[EXERCISE OBJECTIVE]: The output should be all lines of the entries below in which the word "icon" occurs.

++++ RECORD SET ++++

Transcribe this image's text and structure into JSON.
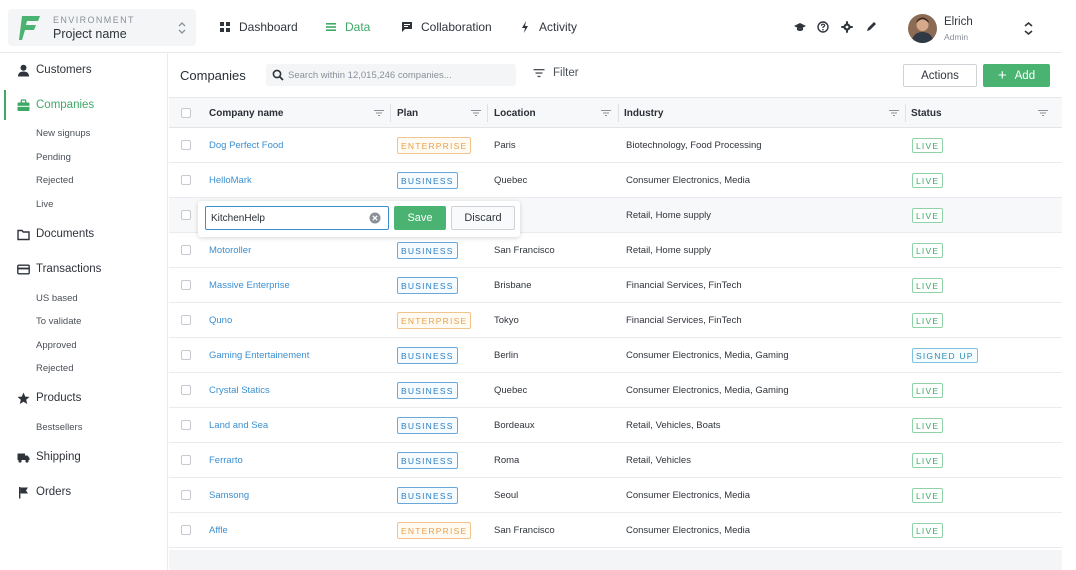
{
  "colors": {
    "accent": "#3ea867",
    "link": "#3b8fd1",
    "enterprise": "#e8a04a",
    "business": "#2d7fc4"
  },
  "environment": {
    "label": "ENVIRONMENT",
    "name": "Project name"
  },
  "nav": [
    {
      "label": "Dashboard",
      "icon": "dashboard-icon",
      "active": false
    },
    {
      "label": "Data",
      "icon": "table-icon",
      "active": true
    },
    {
      "label": "Collaboration",
      "icon": "chat-icon",
      "active": false
    },
    {
      "label": "Activity",
      "icon": "bolt-icon",
      "active": false
    }
  ],
  "tools": [
    "graduation-cap-icon",
    "help-icon",
    "gear-icon",
    "pen-icon"
  ],
  "user": {
    "name": "Elrich",
    "role": "Admin"
  },
  "sidebar": {
    "customers": "Customers",
    "companies": "Companies",
    "companies_sub": [
      "New signups",
      "Pending",
      "Rejected",
      "Live"
    ],
    "documents": "Documents",
    "transactions": "Transactions",
    "transactions_sub": [
      "US based",
      "To validate",
      "Approved",
      "Rejected"
    ],
    "products": "Products",
    "products_sub": [
      "Bestsellers"
    ],
    "shipping": "Shipping",
    "orders": "Orders"
  },
  "toolbar": {
    "title": "Companies",
    "search_placeholder": "Search within 12,015,246 companies...",
    "filter_label": "Filter",
    "actions_label": "Actions",
    "add_label": "Add"
  },
  "table": {
    "columns": [
      "Company name",
      "Plan",
      "Location",
      "Industry",
      "Status"
    ],
    "rows": [
      {
        "name": "Dog Perfect Food",
        "plan": "ENTERPRISE",
        "location": "Paris",
        "industry": "Biotechnology, Food Processing",
        "status": "LIVE"
      },
      {
        "name": "HelloMark",
        "plan": "BUSINESS",
        "location": "Quebec",
        "industry": "Consumer Electronics, Media",
        "status": "LIVE"
      },
      {
        "name": "",
        "plan": "",
        "location": "",
        "industry": "Retail, Home supply",
        "status": "LIVE",
        "editing": true
      },
      {
        "name": "Motoroller",
        "plan": "BUSINESS",
        "location": "San Francisco",
        "industry": "Retail, Home supply",
        "status": "LIVE"
      },
      {
        "name": "Massive Enterprise",
        "plan": "BUSINESS",
        "location": "Brisbane",
        "industry": "Financial Services, FinTech",
        "status": "LIVE"
      },
      {
        "name": "Quno",
        "plan": "ENTERPRISE",
        "location": "Tokyo",
        "industry": "Financial Services, FinTech",
        "status": "LIVE"
      },
      {
        "name": "Gaming Entertainement",
        "plan": "BUSINESS",
        "location": "Berlin",
        "industry": "Consumer Electronics, Media, Gaming",
        "status": "SIGNED UP"
      },
      {
        "name": "Crystal Statics",
        "plan": "BUSINESS",
        "location": "Quebec",
        "industry": "Consumer Electronics, Media, Gaming",
        "status": "LIVE"
      },
      {
        "name": "Land and Sea",
        "plan": "BUSINESS",
        "location": "Bordeaux",
        "industry": "Retail, Vehicles, Boats",
        "status": "LIVE"
      },
      {
        "name": "Ferrarto",
        "plan": "BUSINESS",
        "location": "Roma",
        "industry": "Retail, Vehicles",
        "status": "LIVE"
      },
      {
        "name": "Samsong",
        "plan": "BUSINESS",
        "location": "Seoul",
        "industry": "Consumer Electronics, Media",
        "status": "LIVE"
      },
      {
        "name": "Affle",
        "plan": "ENTERPRISE",
        "location": "San Francisco",
        "industry": "Consumer Electronics, Media",
        "status": "LIVE"
      }
    ]
  },
  "edit": {
    "value": "KitchenHelp",
    "save_label": "Save",
    "discard_label": "Discard"
  }
}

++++

[RESPONSE TO THIS EXERCISE]:
      "icon": "dashboard-icon",
      "icon": "table-icon",
      "icon": "chat-icon",
      "icon": "bolt-icon",
    "graduation-cap-icon",
    "help-icon",
    "gear-icon",
    "pen-icon"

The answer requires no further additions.